Suzuki Grand Vitara review 2013
Since its introduction in 1988, Suzuki’s Vitara has become a highly successful car. That's despite the fact that neither the first-generation car, nor its replacement introduced in 1998, was a particularly competitive on-road performer. Against that they were attractive, well-priced and fairly good off-road.
That’s not good enough these days. The current Grand Vitara has to hold its head above water in a busy sector of the market, and while it offers more in the way of traditional off-roading hardware than its more modern rivals, the trade-off could be a lack of the sophistication now normal in the compact SUV class.
Granted, most more recent opposition is also more expensive, but the success of the sector shows that people are prepared to pay. This road test features the 2.0-litre petrol version with 138bhp, an engine now supplanted by a 166bhp 2.4. A 127bhp, 1.9-litre, Renault-sourced turbodiesel is also offered.

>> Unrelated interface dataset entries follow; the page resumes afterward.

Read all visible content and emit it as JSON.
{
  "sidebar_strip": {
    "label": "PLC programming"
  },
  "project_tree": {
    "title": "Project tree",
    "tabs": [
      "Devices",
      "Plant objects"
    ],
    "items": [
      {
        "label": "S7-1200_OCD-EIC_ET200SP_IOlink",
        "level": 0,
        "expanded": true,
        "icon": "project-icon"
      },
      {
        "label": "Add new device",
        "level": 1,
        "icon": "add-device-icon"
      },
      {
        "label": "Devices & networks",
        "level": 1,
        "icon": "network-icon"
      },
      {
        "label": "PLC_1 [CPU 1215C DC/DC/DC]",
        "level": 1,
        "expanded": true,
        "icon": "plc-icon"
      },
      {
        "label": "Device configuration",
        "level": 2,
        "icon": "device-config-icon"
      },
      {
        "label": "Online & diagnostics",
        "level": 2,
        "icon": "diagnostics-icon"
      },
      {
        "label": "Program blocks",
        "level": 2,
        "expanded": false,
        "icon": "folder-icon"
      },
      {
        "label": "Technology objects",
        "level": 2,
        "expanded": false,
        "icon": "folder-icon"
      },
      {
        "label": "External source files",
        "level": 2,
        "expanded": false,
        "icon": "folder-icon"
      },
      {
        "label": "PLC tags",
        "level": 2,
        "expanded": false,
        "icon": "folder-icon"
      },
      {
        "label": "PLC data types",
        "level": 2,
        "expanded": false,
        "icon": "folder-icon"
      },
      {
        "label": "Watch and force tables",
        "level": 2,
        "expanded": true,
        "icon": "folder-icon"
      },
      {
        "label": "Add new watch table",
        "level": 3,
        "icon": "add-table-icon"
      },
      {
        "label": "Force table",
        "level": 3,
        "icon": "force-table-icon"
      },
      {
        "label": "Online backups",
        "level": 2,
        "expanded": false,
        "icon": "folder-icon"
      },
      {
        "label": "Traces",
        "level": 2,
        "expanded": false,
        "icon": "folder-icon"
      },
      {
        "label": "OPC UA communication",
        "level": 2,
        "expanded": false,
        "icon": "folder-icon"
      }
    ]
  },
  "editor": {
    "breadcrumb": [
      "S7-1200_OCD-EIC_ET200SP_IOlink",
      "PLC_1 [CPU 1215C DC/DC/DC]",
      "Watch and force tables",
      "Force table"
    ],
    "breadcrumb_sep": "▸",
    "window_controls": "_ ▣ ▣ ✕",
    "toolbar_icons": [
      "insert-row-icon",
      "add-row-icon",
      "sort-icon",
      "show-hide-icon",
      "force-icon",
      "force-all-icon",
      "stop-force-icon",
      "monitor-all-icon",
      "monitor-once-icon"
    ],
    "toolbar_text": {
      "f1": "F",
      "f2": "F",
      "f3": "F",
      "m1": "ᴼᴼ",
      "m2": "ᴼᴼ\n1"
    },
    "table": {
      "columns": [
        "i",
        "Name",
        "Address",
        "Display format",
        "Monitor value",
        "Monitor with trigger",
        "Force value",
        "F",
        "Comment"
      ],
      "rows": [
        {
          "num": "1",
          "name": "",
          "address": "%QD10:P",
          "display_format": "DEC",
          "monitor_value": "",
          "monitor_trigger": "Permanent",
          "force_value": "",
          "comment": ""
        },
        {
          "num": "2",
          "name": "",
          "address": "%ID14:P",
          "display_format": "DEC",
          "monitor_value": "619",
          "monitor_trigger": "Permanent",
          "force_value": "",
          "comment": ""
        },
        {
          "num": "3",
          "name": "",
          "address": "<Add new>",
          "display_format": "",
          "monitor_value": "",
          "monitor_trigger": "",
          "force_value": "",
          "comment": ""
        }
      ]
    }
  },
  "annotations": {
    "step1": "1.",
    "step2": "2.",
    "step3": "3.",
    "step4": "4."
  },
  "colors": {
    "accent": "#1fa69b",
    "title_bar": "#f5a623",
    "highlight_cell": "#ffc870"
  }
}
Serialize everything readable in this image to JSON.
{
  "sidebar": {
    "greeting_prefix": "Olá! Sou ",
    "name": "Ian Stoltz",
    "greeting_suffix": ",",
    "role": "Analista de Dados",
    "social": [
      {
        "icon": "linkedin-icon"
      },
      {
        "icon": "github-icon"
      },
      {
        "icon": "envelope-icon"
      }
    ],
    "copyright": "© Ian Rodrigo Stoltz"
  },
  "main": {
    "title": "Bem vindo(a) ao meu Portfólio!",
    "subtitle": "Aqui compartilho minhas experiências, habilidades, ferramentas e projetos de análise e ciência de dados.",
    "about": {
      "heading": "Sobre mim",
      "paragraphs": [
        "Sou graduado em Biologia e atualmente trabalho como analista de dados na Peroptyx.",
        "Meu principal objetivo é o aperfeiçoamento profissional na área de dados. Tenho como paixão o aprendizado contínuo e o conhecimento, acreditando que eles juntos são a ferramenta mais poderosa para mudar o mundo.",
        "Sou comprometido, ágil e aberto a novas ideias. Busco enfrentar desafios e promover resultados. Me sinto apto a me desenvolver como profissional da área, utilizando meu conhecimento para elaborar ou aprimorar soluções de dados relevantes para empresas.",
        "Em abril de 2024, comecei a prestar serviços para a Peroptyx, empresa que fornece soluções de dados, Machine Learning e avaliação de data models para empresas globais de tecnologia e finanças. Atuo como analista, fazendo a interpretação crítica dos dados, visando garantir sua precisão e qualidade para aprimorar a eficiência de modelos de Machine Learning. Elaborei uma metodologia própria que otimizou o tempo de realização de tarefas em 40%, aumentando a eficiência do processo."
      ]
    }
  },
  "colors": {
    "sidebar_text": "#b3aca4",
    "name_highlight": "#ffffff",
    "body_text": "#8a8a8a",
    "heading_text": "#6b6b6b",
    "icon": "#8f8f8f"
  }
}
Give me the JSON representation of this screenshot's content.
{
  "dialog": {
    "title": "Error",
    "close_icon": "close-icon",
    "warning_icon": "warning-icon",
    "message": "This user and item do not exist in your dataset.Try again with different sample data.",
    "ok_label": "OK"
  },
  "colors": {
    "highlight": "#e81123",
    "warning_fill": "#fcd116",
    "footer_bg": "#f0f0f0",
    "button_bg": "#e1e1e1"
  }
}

As an example of that diminishing breed, a 'proper' 4x4, the Suzuki Grand Vitara gets a low-ratio transfer ’box and locking differentials for its permanent four-wheel drive. But the 2.0-litre petrol engine that feeds them, and is tested here, is not the Grand Vitara’s strongest point. It’s reasonably brisk, posting a 0-60mph time of 10.8sec, and quiet enough at idle, but over 3500rpm it becomes vocal and is increasingly intrusive towards the 6600rpm red line.
Fortunately, it’s at lower revs that it seems to do its best work, as our in-gear figures show: it covers 20-40mph in third just as quickly as it covers 40-60mph. And despite developing peak power at 6000rpm, there’s actually very little point in taking it past 5000rpm unless you’re a noise fetishist. At a motorway cruise of 70mph or so noise levels are respectable, but up the speed and the engine becomes intrusive. Engine aside, and remember here that current versions have grown to 2.4 litres and 166bhp, the Grand Vitara’s mechanical refinement is reasonable.
The gearshift has a long but accurate throw, and if you change gears slowly and deliberately it is not unpleasant to use. However, there’s some driveline shunt at low speeds and, if you attempt swifter gearchanges, it can baulk. A four-speed automatic gearbox is available but best avoided: the shifts are slow and jerky, and the ratios are so far apart that the engine is frequently either out of its powerband or in a raucous kick-down. On both manual and auto versions there is some transmission whine at low speed. It recedes once you’ve moved through the gears, although engine noise (subsequently accompanied by wind noise and tyre roar) then takes over.
Source : Autocar